Could you repeat all of the entries below, character for character?

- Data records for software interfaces
·····

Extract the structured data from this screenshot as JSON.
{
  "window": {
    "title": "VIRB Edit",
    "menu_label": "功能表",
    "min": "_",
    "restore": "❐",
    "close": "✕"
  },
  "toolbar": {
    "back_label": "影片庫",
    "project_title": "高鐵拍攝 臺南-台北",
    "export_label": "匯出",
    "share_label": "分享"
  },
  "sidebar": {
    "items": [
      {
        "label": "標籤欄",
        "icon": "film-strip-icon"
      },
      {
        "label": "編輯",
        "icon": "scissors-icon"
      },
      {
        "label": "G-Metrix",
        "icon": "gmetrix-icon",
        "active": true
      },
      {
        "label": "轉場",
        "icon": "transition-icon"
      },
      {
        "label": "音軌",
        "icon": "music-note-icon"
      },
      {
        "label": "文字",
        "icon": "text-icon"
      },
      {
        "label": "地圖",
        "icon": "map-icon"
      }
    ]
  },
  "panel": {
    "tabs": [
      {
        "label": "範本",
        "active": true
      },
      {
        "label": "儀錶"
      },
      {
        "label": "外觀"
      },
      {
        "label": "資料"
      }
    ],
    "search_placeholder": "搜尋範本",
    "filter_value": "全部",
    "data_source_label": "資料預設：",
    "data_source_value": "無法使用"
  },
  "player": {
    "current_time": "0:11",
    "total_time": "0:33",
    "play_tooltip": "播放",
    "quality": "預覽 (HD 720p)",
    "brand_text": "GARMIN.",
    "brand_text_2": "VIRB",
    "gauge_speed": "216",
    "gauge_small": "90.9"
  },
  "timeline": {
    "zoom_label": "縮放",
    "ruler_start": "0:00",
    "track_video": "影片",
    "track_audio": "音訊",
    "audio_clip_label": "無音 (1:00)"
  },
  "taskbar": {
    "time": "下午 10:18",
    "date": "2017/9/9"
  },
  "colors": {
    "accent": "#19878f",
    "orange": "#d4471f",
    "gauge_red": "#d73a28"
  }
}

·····

- Problem solution
Extract the structured data from this screenshot as JSON.
{
  "window": {
    "title": "VIRB Edit",
    "menu_label": "功能表",
    "min": "_",
    "restore": "❐",
    "close": "✕"
  },
  "toolbar": {
    "back_label": "影片庫",
    "project_title": "高鐵拍攝 臺南-台北",
    "export_label": "匯出",
    "share_label": "分享"
  },
  "sidebar": {
    "items": [
      {
        "label": "標籤欄",
        "icon": "film-strip-icon"
      },
      {
        "label": "編輯",
        "icon": "scissors-icon"
      },
      {
        "label": "G-Metrix",
        "icon": "gmetrix-icon",
        "active": true
      },
      {
        "label": "轉場",
        "icon": "transition-icon"
      },
      {
        "label": "音軌",
        "icon": "music-note-icon"
      },
      {
        "label": "文字",
        "icon": "text-icon"
      },
      {
        "label": "地圖",
        "icon": "map-icon"
      }
    ]
  },
  "panel": {
    "tabs": [
      {
        "label": "範本",
        "active": true
      },
      {
        "label": "儀錶"
      },
      {
        "label": "外觀"
      },
      {
        "label": "資料"
      }
    ],
    "search_placeholder": "搜尋範本",
    "filter_value": "全部",
    "data_source_label": "資料預設：",
    "data_source_value": "無法使用"
  },
  "player": {
    "current_time": "0:11",
    "total_time": "0:33",
    "play_tooltip": "播放",
    "quality": "預覽 (HD 720p)",
    "brand_text": "GARMIN.",
    "brand_text_2": "VIRB",
    "gauge_speed": "216",
    "gauge_small": "90.9"
  },
  "timeline": {
    "zoom_label": "縮放",
    "ruler_start": "0:00",
    "track_video": "影片",
    "track_audio": "音訊",
    "audio_clip_label": "無音 (1:00)"
  },
  "taskbar": {
    "time": "下午 10:18",
    "date": "2017/9/9"
  },
  "colors": {
    "accent": "#19878f",
    "orange": "#d4471f",
    "gauge_red": "#d73a28"
  }
}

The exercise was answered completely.